Exactly repeat all the records below, omitting the images they hold.

*** Opening Data to use ***

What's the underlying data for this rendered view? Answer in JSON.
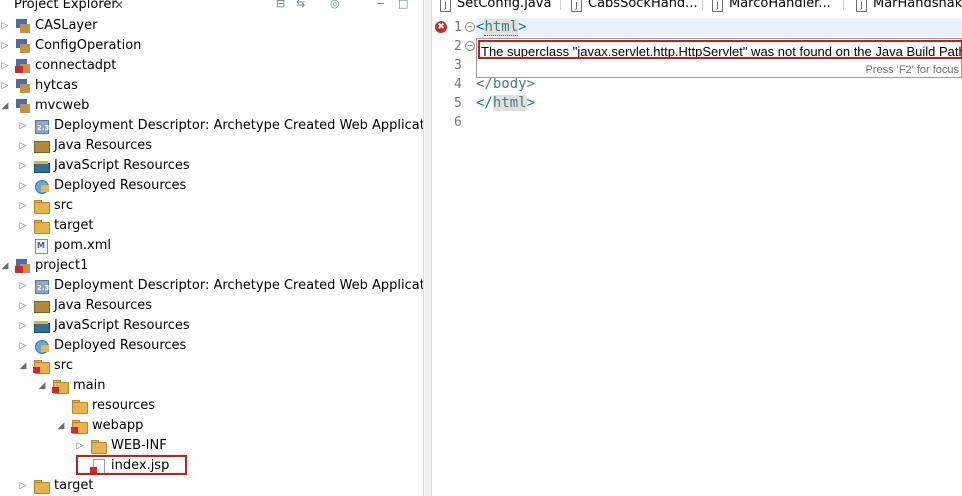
{
  "explorer": {
    "title": "Project Explorer",
    "close_glyph": "✕",
    "items": [
      {
        "label": "CASLayer"
      },
      {
        "label": "ConfigOperation"
      },
      {
        "label": "connectadpt"
      },
      {
        "label": "hytcas"
      },
      {
        "label": "mvcweb"
      },
      {
        "label": "Deployment Descriptor: Archetype Created Web Application"
      },
      {
        "label": "Java Resources"
      },
      {
        "label": "JavaScript Resources"
      },
      {
        "label": "Deployed Resources"
      },
      {
        "label": "src"
      },
      {
        "label": "target"
      },
      {
        "label": "pom.xml"
      },
      {
        "label": "project1"
      },
      {
        "label": "Deployment Descriptor: Archetype Created Web Application"
      },
      {
        "label": "Java Resources"
      },
      {
        "label": "JavaScript Resources"
      },
      {
        "label": "Deployed Resources"
      },
      {
        "label": "src"
      },
      {
        "label": "main"
      },
      {
        "label": "resources"
      },
      {
        "label": "webapp"
      },
      {
        "label": "WEB-INF"
      },
      {
        "label": "index.jsp"
      },
      {
        "label": "target"
      }
    ]
  },
  "editor": {
    "tabs": [
      {
        "label": "SetConfig.java"
      },
      {
        "label": "CabsSockHand..."
      },
      {
        "label": "MarcoHandler..."
      },
      {
        "label": "MarHandshake"
      }
    ],
    "line_numbers": [
      "1",
      "2",
      "3",
      "4",
      "5",
      "6"
    ],
    "lines": {
      "l1_open": "<",
      "l1_tag": "html",
      "l1_close": ">",
      "l4": "</body>",
      "l5_open": "</",
      "l5_tag": "html",
      "l5_close": ">"
    },
    "error_glyph": "✖",
    "tooltip": {
      "message": "The superclass \"javax.servlet.http.HttpServlet\" was not found on the Java Build Path",
      "footer": "Press 'F2' for focus"
    }
  },
  "colors": {
    "error_red": "#d01919",
    "tag_teal": "#3f7f7f",
    "selection_blue": "#e8f2fe"
  }
}
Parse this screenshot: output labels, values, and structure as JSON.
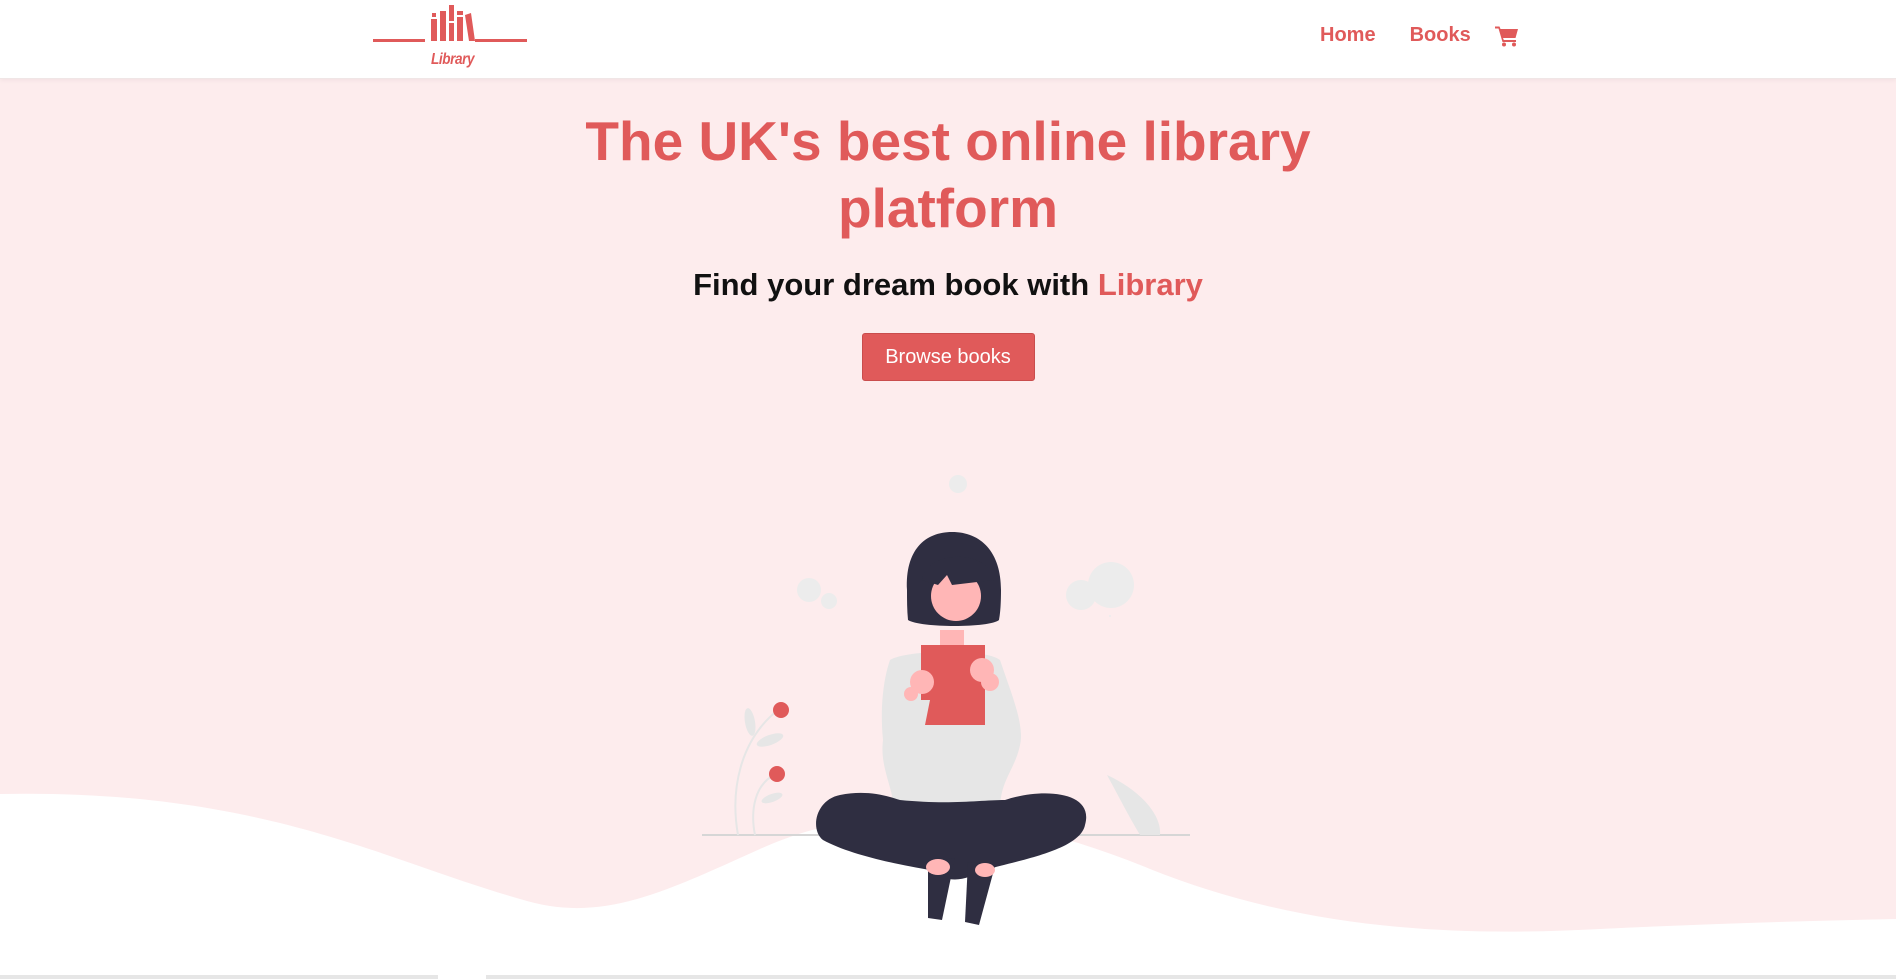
{
  "nav": {
    "logo_text": "Library",
    "links": [
      {
        "label": "Home"
      },
      {
        "label": "Books"
      }
    ],
    "cart_icon": "shopping-cart-icon"
  },
  "hero": {
    "title": "The UK's best online library platform",
    "subtitle_prefix": "Find your dream book with ",
    "subtitle_accent": "Library",
    "button_label": "Browse books"
  },
  "colors": {
    "accent": "#e05a5a",
    "hero_background": "#fdeced",
    "text_dark": "#111111",
    "illustration_dark": "#2f2e41",
    "illustration_light": "#e6e6e6",
    "skin": "#ffb6b6"
  }
}
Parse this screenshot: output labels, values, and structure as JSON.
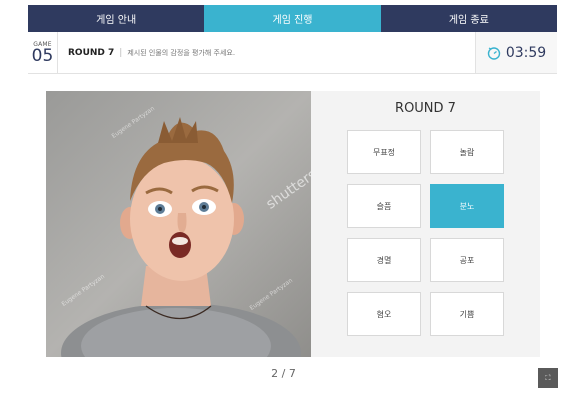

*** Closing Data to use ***

## Result for this exercise
What's the underlying data for this rendered view? Answer in JSON.
{
  "explorer": {
    "title": "Project Explorer",
    "close_glyph": "✕",
    "items": [
      {
        "label": "CASLayer"
      },
      {
        "label": "ConfigOperation"
      },
      {
        "label": "connectadpt"
      },
      {
        "label": "hytcas"
      },
      {
        "label": "mvcweb"
      },
      {
        "label": "Deployment Descriptor: Archetype Created Web Application"
      },
      {
        "label": "Java Resources"
      },
      {
        "label": "JavaScript Resources"
      },
      {
        "label": "Deployed Resources"
      },
      {
        "label": "src"
      },
      {
        "label": "target"
      },
      {
        "label": "pom.xml"
      },
      {
        "label": "project1"
      },
      {
        "label": "Deployment Descriptor: Archetype Created Web Application"
      },
      {
        "label": "Java Resources"
      },
      {
        "label": "JavaScript Resources"
      },
      {
        "label": "Deployed Resources"
      },
      {
        "label": "src"
      },
      {
        "label": "main"
      },
      {
        "label": "resources"
      },
      {
        "label": "webapp"
      },
      {
        "label": "WEB-INF"
      },
      {
        "label": "index.jsp"
      },
      {
        "label": "target"
      }
    ]
  },
  "editor": {
    "tabs": [
      {
        "label": "SetConfig.java"
      },
      {
        "label": "CabsSockHand..."
      },
      {
        "label": "MarcoHandler..."
      },
      {
        "label": "MarHandshake"
      }
    ],
    "line_numbers": [
      "1",
      "2",
      "3",
      "4",
      "5",
      "6"
    ],
    "lines": {
      "l1_open": "<",
      "l1_tag": "html",
      "l1_close": ">",
      "l4": "</body>",
      "l5_open": "</",
      "l5_tag": "html",
      "l5_close": ">"
    },
    "error_glyph": "✖",
    "tooltip": {
      "message": "The superclass \"javax.servlet.http.HttpServlet\" was not found on the Java Build Path",
      "footer": "Press 'F2' for focus"
    }
  },
  "colors": {
    "error_red": "#d01919",
    "tag_teal": "#3f7f7f",
    "selection_blue": "#e8f2fe"
  }
}
Parse this screenshot: output labels, values, and structure as JSON.
{
  "nav": {
    "logo_text": "Library",
    "links": [
      {
        "label": "Home"
      },
      {
        "label": "Books"
      }
    ],
    "cart_icon": "shopping-cart-icon"
  },
  "hero": {
    "title": "The UK's best online library platform",
    "subtitle_prefix": "Find your dream book with ",
    "subtitle_accent": "Library",
    "button_label": "Browse books"
  },
  "colors": {
    "accent": "#e05a5a",
    "hero_background": "#fdeced",
    "text_dark": "#111111",
    "illustration_dark": "#2f2e41",
    "illustration_light": "#e6e6e6",
    "skin": "#ffb6b6"
  }
}
Parse this screenshot: output labels, values, and structure as JSON.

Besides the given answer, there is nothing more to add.